Material provided:
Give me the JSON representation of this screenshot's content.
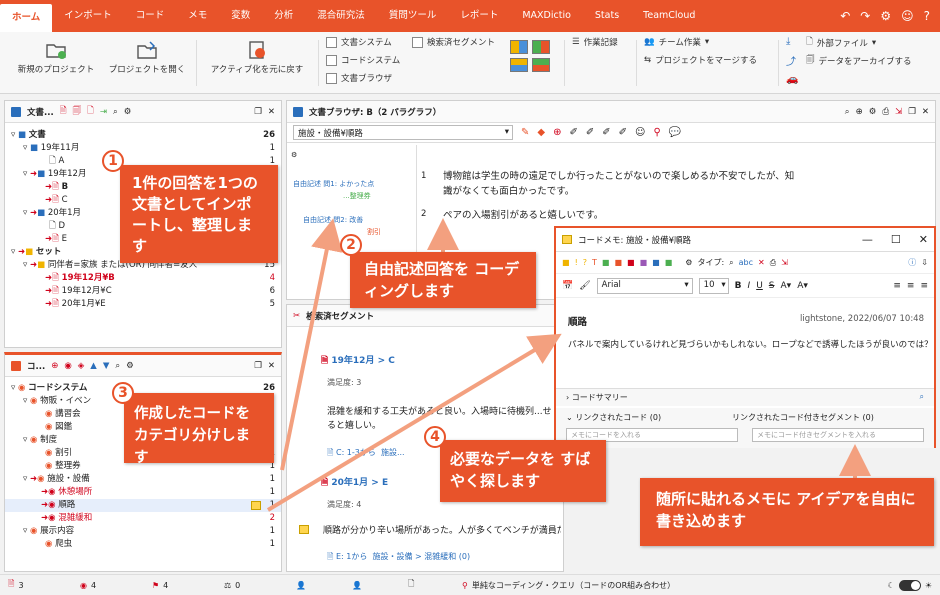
{
  "tabs": [
    "ホーム",
    "インポート",
    "コード",
    "メモ",
    "変数",
    "分析",
    "混合研究法",
    "質問ツール",
    "レポート",
    "MAXDictio",
    "Stats",
    "TeamCloud"
  ],
  "ribbon": {
    "new_project": "新規のプロジェクト",
    "open_project": "プロジェクトを開く",
    "reset_active": "アクティブ化を元に戻す",
    "doc_system": "文書システム",
    "code_system": "コードシステム",
    "doc_browser": "文書ブラウザ",
    "retrieved_segments": "検索済セグメント",
    "work_log": "作業記録",
    "team_work": "チーム作業",
    "merge_project": "プロジェクトをマージする",
    "external_files": "外部ファイル",
    "archive_data": "データをアーカイブする"
  },
  "doc_pane": {
    "title": "文書...",
    "rows": [
      {
        "label": "文書",
        "count": "26"
      },
      {
        "label": "19年11月",
        "count": "1"
      },
      {
        "label": "A",
        "count": "1"
      },
      {
        "label": "19年12月",
        "count": "5"
      },
      {
        "label": "B",
        "count": ""
      },
      {
        "label": "C",
        "count": ""
      },
      {
        "label": "20年1月",
        "count": "6"
      },
      {
        "label": "D",
        "count": ""
      },
      {
        "label": "E",
        "count": ""
      },
      {
        "label": "セット",
        "count": "26"
      },
      {
        "label": "同伴者=家族 または(OR) 同伴者=友人",
        "count": "15"
      },
      {
        "label": "19年12月¥B",
        "count": "4"
      },
      {
        "label": "19年12月¥C",
        "count": "6"
      },
      {
        "label": "20年1月¥E",
        "count": "5"
      }
    ]
  },
  "code_pane": {
    "title": "コ...",
    "rows": [
      {
        "label": "コードシステム",
        "count": "26"
      },
      {
        "label": "物販・イベン",
        "count": ""
      },
      {
        "label": "講習会",
        "count": ""
      },
      {
        "label": "図鑑",
        "count": ""
      },
      {
        "label": "制度",
        "count": ""
      },
      {
        "label": "割引",
        "count": "1"
      },
      {
        "label": "整理券",
        "count": "1"
      },
      {
        "label": "施設・設備",
        "count": "1"
      },
      {
        "label": "休憩場所",
        "count": "1"
      },
      {
        "label": "順路",
        "count": "1"
      },
      {
        "label": "混雑緩和",
        "count": "2"
      },
      {
        "label": "展示内容",
        "count": "1"
      },
      {
        "label": "爬虫",
        "count": "1"
      }
    ]
  },
  "browser": {
    "title": "文書ブラウザ: B（2 パラグラフ）",
    "code_select": "施設・設備¥順路",
    "paragraphs": [
      {
        "num": "1",
        "code1": "自由記述",
        "code2": "問1: よかった点",
        "code3": "...整理券",
        "text": "博物館は学生の時の遠足でしか行ったことがないので楽しめるか不安でしたが、知識がなくても面白かったです。"
      },
      {
        "num": "2",
        "code1": "自由記述",
        "code2": "問2: 改善",
        "code3": "割引",
        "text": "ペアの入場割引があると嬉しいです。"
      }
    ]
  },
  "retrieved": {
    "title": "検索済セグメント",
    "items": [
      {
        "heading": "19年12月 > C",
        "meta": "満足度: 3",
        "text": "混雑を緩和する工夫があると良い。入場時に待機列...せると嬉しい。",
        "src": "C: 1-3から",
        "code": "施設..."
      },
      {
        "heading": "20年1月 > E",
        "meta": "満足度: 4",
        "text": "順路が分かり辛い場所があった。人が多くてベンチが満員だったので数を増",
        "src": "E: 1から",
        "code": "施設・設備 > 混雑緩和 (0)"
      }
    ]
  },
  "memo": {
    "title": "コードメモ: 施設・設備¥順路",
    "font": "Arial",
    "size": "10",
    "name": "順路",
    "author_date": "lightstone, 2022/06/07 10:48",
    "body": "パネルで案内しているけれど見づらいかもしれない。ロープなどで誘導したほうが良いのでは？",
    "type_label": "タイプ:",
    "code_summary": "コードサマリー",
    "linked_codes": "リンクされたコード (0)",
    "linked_segments": "リンクされたコード付きセグメント (0)",
    "input_code": "メモにコードを入れる",
    "input_segment": "メモにコード付きセグメントを入れる"
  },
  "callouts": {
    "c1": "1件の回答を1つの文書としてインポートし、整理します",
    "c2": "自由記述回答を コーディングします",
    "c3": "作成したコードを カテゴリ分けします",
    "c4": "必要なデータを すばやく探します",
    "c5": "随所に貼れるメモに アイデアを自由に書き込めます",
    "n1": "1",
    "n2": "2",
    "n3": "3",
    "n4": "4"
  },
  "status": {
    "s1": "3",
    "s2": "4",
    "s3": "4",
    "s4": "0",
    "query": "単純なコーディング・クエリ（コードのOR組み合わせ）"
  },
  "colors": {
    "accent": "#e8532a",
    "red": "#d0021b"
  }
}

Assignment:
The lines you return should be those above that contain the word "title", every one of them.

Finished task:
    "title": "文書...",
    "title": "コ...",
    "title": "文書ブラウザ: B（2 パラグラフ）",
    "title": "検索済セグメント",
    "title": "コードメモ: 施設・設備¥順路",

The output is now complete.